[commercial]

|- the only reason al gore's
movie "an inconvenient truth" was in a position to win an oscar was because he had lost the florida recount. As plan b's go, mr. Gore's come back career has been hugely successful. But as he is finding out on his media tour for his latest book, questions about whether he's planning to take another shot at the white house are impossible to scape. Many cannot help but wonder if on any number of imperative issues, he could surely be more if he effective from inside the oval office than from the top of the bestseller list. More now on our conversation from efrlier today. One other topic while you're here -- nobody ever asks you about this, it's the prospect of you seeking the president deposition nomination next year am there's an item in "newsweek" that read he, and that he would be you, is 50-50 according to one of his closest friends and financial backers. What's your reaction to that item?

|- well, whoever it was doesn't reflect my thinking and I can't even answer that question, keith, without sounding repetitious, so you know my answer. I'm not thinking about running. I don't expect to run. Yes, I haven't ruled out the possibility at some point in the future but i'm not keeping that exception alive to be could i. I really don't expect to be a candidate get gren. But here we are, 500 days or so before the next election. I don't see why, you know, everybody has to close the doors and say, ok, let's narrow the field and make your bets. I'm an american citizen. I'm going to continue speaking out on my views forcefully and as best

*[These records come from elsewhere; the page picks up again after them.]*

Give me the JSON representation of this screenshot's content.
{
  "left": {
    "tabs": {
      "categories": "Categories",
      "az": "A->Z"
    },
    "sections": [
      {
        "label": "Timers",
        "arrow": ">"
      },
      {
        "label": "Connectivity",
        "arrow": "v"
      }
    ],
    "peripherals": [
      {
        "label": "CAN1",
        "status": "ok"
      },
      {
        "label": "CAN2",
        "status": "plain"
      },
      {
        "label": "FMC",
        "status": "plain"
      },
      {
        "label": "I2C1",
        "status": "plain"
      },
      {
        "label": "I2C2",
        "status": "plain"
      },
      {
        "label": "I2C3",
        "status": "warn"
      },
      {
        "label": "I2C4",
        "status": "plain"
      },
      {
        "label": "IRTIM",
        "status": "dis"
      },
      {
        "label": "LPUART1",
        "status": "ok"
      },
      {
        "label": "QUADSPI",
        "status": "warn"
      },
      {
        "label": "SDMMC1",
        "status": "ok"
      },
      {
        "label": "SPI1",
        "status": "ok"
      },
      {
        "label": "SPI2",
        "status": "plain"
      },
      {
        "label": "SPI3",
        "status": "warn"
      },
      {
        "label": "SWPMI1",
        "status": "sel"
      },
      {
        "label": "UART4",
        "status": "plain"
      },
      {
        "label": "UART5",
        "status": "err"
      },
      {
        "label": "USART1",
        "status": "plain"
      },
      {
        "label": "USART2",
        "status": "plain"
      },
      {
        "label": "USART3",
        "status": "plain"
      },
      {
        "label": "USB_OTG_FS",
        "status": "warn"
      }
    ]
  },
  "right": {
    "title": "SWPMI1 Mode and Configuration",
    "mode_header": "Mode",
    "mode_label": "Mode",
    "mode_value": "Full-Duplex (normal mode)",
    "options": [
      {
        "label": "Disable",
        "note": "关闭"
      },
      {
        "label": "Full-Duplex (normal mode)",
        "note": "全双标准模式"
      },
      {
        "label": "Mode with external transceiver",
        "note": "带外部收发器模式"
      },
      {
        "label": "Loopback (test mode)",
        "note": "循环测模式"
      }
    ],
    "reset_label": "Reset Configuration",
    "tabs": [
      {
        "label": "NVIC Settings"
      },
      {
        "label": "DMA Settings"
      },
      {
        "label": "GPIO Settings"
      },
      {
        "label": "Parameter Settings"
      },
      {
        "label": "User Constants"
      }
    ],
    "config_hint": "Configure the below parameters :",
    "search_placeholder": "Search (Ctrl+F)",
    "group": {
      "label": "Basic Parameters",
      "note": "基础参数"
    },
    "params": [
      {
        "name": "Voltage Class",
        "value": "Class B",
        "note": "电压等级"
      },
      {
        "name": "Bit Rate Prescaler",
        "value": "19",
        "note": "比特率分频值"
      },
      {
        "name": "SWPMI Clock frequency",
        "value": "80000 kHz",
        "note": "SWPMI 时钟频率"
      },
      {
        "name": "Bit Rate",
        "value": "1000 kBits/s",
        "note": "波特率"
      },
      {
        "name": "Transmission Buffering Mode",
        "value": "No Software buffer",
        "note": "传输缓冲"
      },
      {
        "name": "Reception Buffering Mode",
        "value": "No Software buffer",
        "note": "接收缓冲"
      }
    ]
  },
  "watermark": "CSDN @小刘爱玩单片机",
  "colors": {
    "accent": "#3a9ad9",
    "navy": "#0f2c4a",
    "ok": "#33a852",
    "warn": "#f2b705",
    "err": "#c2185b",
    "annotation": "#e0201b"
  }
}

|- -- is to actually become president of the united states?

|- well, I respect that argument and i'm under no ill luge that is there's any position as influential as that of president of the united states. I don't think i'm necessarily very good at politics or at a lot of the things that our modern political system rewards. And as a result, i'm serving in other case. I'm involved in a different kind of campaign, to persuade people to solve the climate crisis. And it's really as part that have effort that i've addressed the problems with our democracy. I'm convinced that we have to fix the foundations in our democracy in order to make better choices and solve the climate crisis.

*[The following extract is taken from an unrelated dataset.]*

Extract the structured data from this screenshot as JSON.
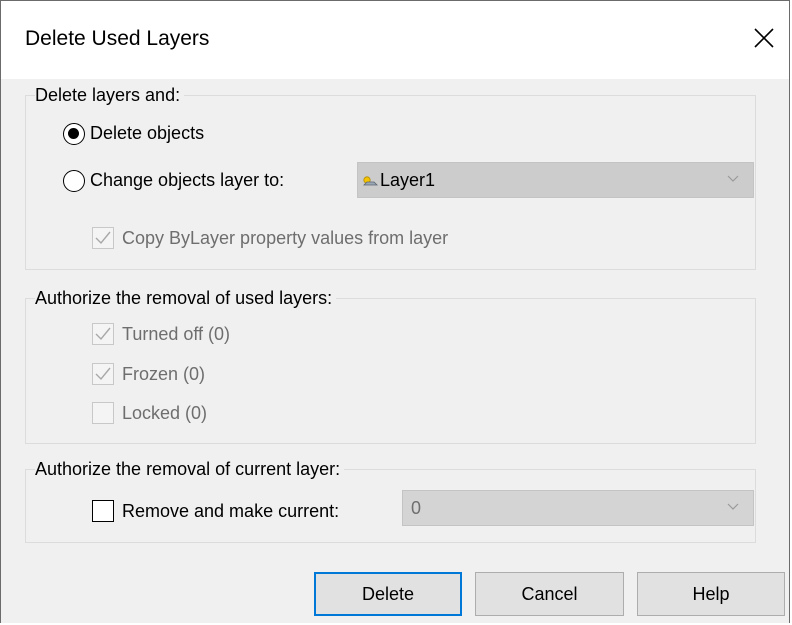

|- all right. The one last topical or nontopical question, I guess we would view it as topical and you would view it as nontopical. You mentioned the door closing. When does the door close?

|- I don't know that.

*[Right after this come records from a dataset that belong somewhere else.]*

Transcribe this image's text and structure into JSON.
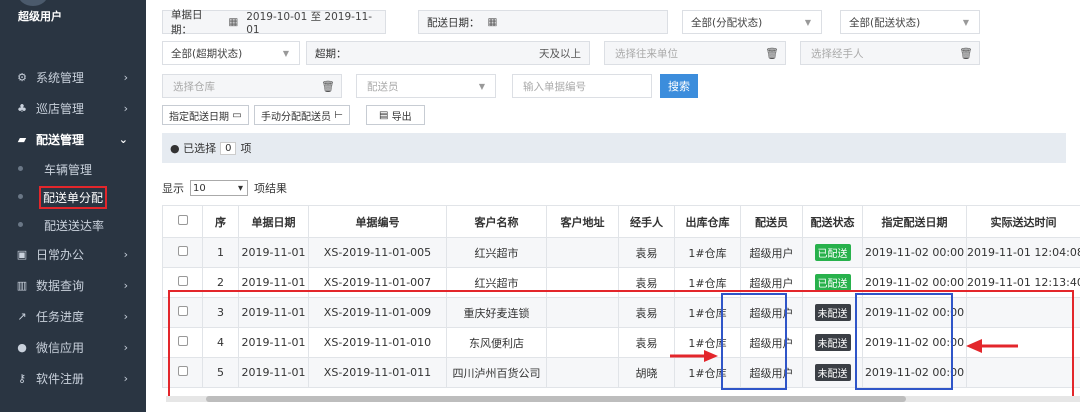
{
  "sidebar": {
    "user": "超级用户",
    "items": [
      {
        "icon": "gears-icon",
        "label": "系统管理"
      },
      {
        "icon": "sitemap-icon",
        "label": "巡店管理"
      },
      {
        "icon": "truck-icon",
        "label": "配送管理"
      },
      {
        "icon": "briefcase-icon",
        "label": "日常办公"
      },
      {
        "icon": "bar-chart-icon",
        "label": "数据查询"
      },
      {
        "icon": "line-chart-icon",
        "label": "任务进度"
      },
      {
        "icon": "wechat-icon",
        "label": "微信应用"
      },
      {
        "icon": "key-icon",
        "label": "软件注册"
      }
    ],
    "sub_items": [
      "车辆管理",
      "配送单分配",
      "配送送达率"
    ]
  },
  "filters": {
    "doc_date_label": "单据日期：",
    "doc_date_value": "2019-10-01 至 2019-11-01",
    "delivery_date_label": "配送日期：",
    "assign_status": "全部(分配状态)",
    "delivery_status": "全部(配送状态)",
    "overdue_status": "全部(超期状态)",
    "overdue_label": "超期：",
    "overdue_suffix": "天及以上",
    "partner_placeholder": "选择往来单位",
    "handler_placeholder": "选择经手人",
    "warehouse_placeholder": "选择仓库",
    "courier_placeholder": "配送员",
    "docno_placeholder": "输入单据编号",
    "search_label": "搜索"
  },
  "toolbar": {
    "assign_date_label": "指定配送日期",
    "manual_assign_label": "手动分配配送员",
    "export_label": "导出"
  },
  "selection": {
    "prefix": "已选择",
    "count": "0",
    "suffix": "项"
  },
  "pager": {
    "show": "显示",
    "page_size": "10",
    "suffix": "项结果"
  },
  "table": {
    "headers": [
      "",
      "序",
      "单据日期",
      "单据编号",
      "客户名称",
      "客户地址",
      "经手人",
      "出库仓库",
      "配送员",
      "配送状态",
      "指定配送日期",
      "实际送达时间"
    ],
    "rows": [
      {
        "no": "1",
        "date": "2019-11-01",
        "docno": "XS-2019-11-01-005",
        "customer": "红兴超市",
        "address": "",
        "handler": "袁易",
        "warehouse": "1#仓库",
        "courier": "超级用户",
        "status": "已配送",
        "status_color": "#28b14c",
        "assign_date": "2019-11-02 00:00",
        "arrive_time": "2019-11-01 12:04:08"
      },
      {
        "no": "2",
        "date": "2019-11-01",
        "docno": "XS-2019-11-01-007",
        "customer": "红兴超市",
        "address": "",
        "handler": "袁易",
        "warehouse": "1#仓库",
        "courier": "超级用户",
        "status": "已配送",
        "status_color": "#28b14c",
        "assign_date": "2019-11-02 00:00",
        "arrive_time": "2019-11-01 12:13:40"
      },
      {
        "no": "3",
        "date": "2019-11-01",
        "docno": "XS-2019-11-01-009",
        "customer": "重庆好麦连锁",
        "address": "",
        "handler": "袁易",
        "warehouse": "1#仓库",
        "courier": "超级用户",
        "status": "未配送",
        "status_color": "#3b3f45",
        "assign_date": "2019-11-02 00:00",
        "arrive_time": ""
      },
      {
        "no": "4",
        "date": "2019-11-01",
        "docno": "XS-2019-11-01-010",
        "customer": "东风便利店",
        "address": "",
        "handler": "袁易",
        "warehouse": "1#仓库",
        "courier": "超级用户",
        "status": "未配送",
        "status_color": "#3b3f45",
        "assign_date": "2019-11-02 00:00",
        "arrive_time": ""
      },
      {
        "no": "5",
        "date": "2019-11-01",
        "docno": "XS-2019-11-01-011",
        "customer": "四川泸州百货公司",
        "address": "",
        "handler": "胡晓",
        "warehouse": "1#仓库",
        "courier": "超级用户",
        "status": "未配送",
        "status_color": "#3b3f45",
        "assign_date": "2019-11-02 00:00",
        "arrive_time": ""
      }
    ]
  },
  "colors": {
    "sidebar_bg": "#2a3542",
    "accent": "#3c8ddc",
    "highlight_red": "#e3262b",
    "highlight_blue": "#2f55c8"
  }
}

|- you don't know that? that's still up in the air?

|- oh, I thought you were talking about deadlines and dates and so forth. I really don't know those dates.

|- that's where we'll leave it. The 45th vice president of the united states, al gore, whots new book is "the assault on reason." I hope you're as successful with it as you were with "an inconvenient truth." and that the results are as positive for all of us.

|- thank you, keith and thank you for your passionate involvement in your own way trying to address these same issues.

|- thanks for being so generous with your time. Well, I tried, more with al gore including the possibility that the internet might still save oir democracy, tomorrow night here on "countdown." now arc frightening health alert. They told him not to fly, he flew anyway. Now authorities scrambling to